### Exercise prompt
Each line of the listing, apart from the pictures, is to be printed exactly.

### Exercise material
== Segment start ==

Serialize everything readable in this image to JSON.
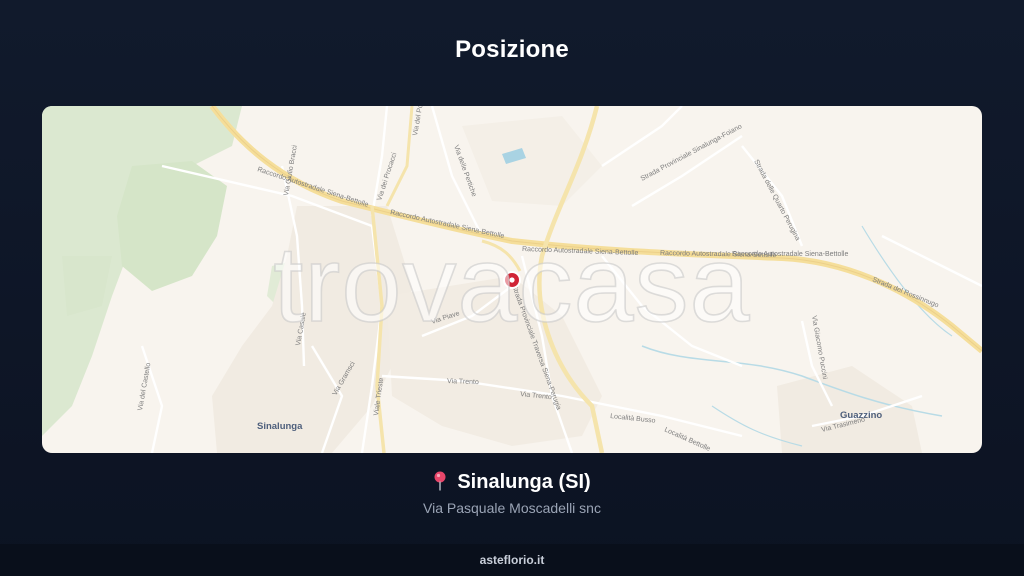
{
  "header": {
    "title": "Posizione"
  },
  "map": {
    "watermark": "trovacasa",
    "road_labels": {
      "raccordo_1": "Raccordo Autostradale Siena-Bettolle",
      "raccordo_2": "Raccordo Autostradale Siena-Bettolle",
      "raccordo_3": "Raccordo Autostradale Siena-Bettolle",
      "raccordo_4": "Raccordo Autostradale Siena-Bettolle",
      "raccordo_5": "Raccordo Autostradale Siena-Bettolle",
      "via_del_poggio": "Via del Poggio",
      "via_dei_procacci": "Via dei Procacci",
      "via_delle_pertiche": "Via delle Pertiche",
      "via_giulio_bracci": "Via Giulio Bracci",
      "via_piave": "Via Piave",
      "strada_provinciale": "Strada Provinciale Traversa Siena-Perugia",
      "via_trento_1": "Via Trento",
      "via_trento_2": "Via Trento",
      "viale_trieste": "Viale Trieste",
      "via_gramsci": "Via Gramsci",
      "localita_busso": "Località Busso",
      "localita_bettolle": "Località Bettolle",
      "via_trasimeno": "Via Trasimeno",
      "strada_rossinnugo": "Strada del Rossinnugo",
      "strada_sinalunga_foiano": "Strada Provinciale Sinalunga-Foiano",
      "strada_quarto": "Strada delle Quarto Perugina",
      "via_giacomo": "Via Giacomo Puccini",
      "via_del_castello": "Via del Castello",
      "via_casale": "Via Casale"
    },
    "place_labels": {
      "sinalunga": "Sinalunga",
      "guazzino": "Guazzino"
    }
  },
  "location": {
    "city": "Sinalunga (SI)",
    "address": "Via Pasquale Moscadelli snc"
  },
  "footer": {
    "site": "asteflorio.it"
  },
  "icons": {
    "location": "map-pin-icon",
    "marker": "map-marker-icon"
  },
  "colors": {
    "background": "#111a2c",
    "map_land": "#f8f4ee",
    "forest": "#dbe8d0",
    "highway": "#f5de9a",
    "marker": "#d02436"
  }
}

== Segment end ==

### Answer
Serialize everything readable in this image to JSON.
{
  "header": {
    "title": "Posizione"
  },
  "map": {
    "watermark": "trovacasa",
    "road_labels": {
      "raccordo_1": "Raccordo Autostradale Siena-Bettolle",
      "raccordo_2": "Raccordo Autostradale Siena-Bettolle",
      "raccordo_3": "Raccordo Autostradale Siena-Bettolle",
      "raccordo_4": "Raccordo Autostradale Siena-Bettolle",
      "raccordo_5": "Raccordo Autostradale Siena-Bettolle",
      "via_del_poggio": "Via del Poggio",
      "via_dei_procacci": "Via dei Procacci",
      "via_delle_pertiche": "Via delle Pertiche",
      "via_giulio_bracci": "Via Giulio Bracci",
      "via_piave": "Via Piave",
      "strada_provinciale": "Strada Provinciale Traversa Siena-Perugia",
      "via_trento_1": "Via Trento",
      "via_trento_2": "Via Trento",
      "viale_trieste": "Viale Trieste",
      "via_gramsci": "Via Gramsci",
      "localita_busso": "Località Busso",
      "localita_bettolle": "Località Bettolle",
      "via_trasimeno": "Via Trasimeno",
      "strada_rossinnugo": "Strada del Rossinnugo",
      "strada_sinalunga_foiano": "Strada Provinciale Sinalunga-Foiano",
      "strada_quarto": "Strada delle Quarto Perugina",
      "via_giacomo": "Via Giacomo Puccini",
      "via_del_castello": "Via del Castello",
      "via_casale": "Via Casale"
    },
    "place_labels": {
      "sinalunga": "Sinalunga",
      "guazzino": "Guazzino"
    }
  },
  "location": {
    "city": "Sinalunga (SI)",
    "address": "Via Pasquale Moscadelli snc"
  },
  "footer": {
    "site": "asteflorio.it"
  },
  "icons": {
    "location": "map-pin-icon",
    "marker": "map-marker-icon"
  },
  "colors": {
    "background": "#111a2c",
    "map_land": "#f8f4ee",
    "forest": "#dbe8d0",
    "highway": "#f5de9a",
    "marker": "#d02436"
  }
}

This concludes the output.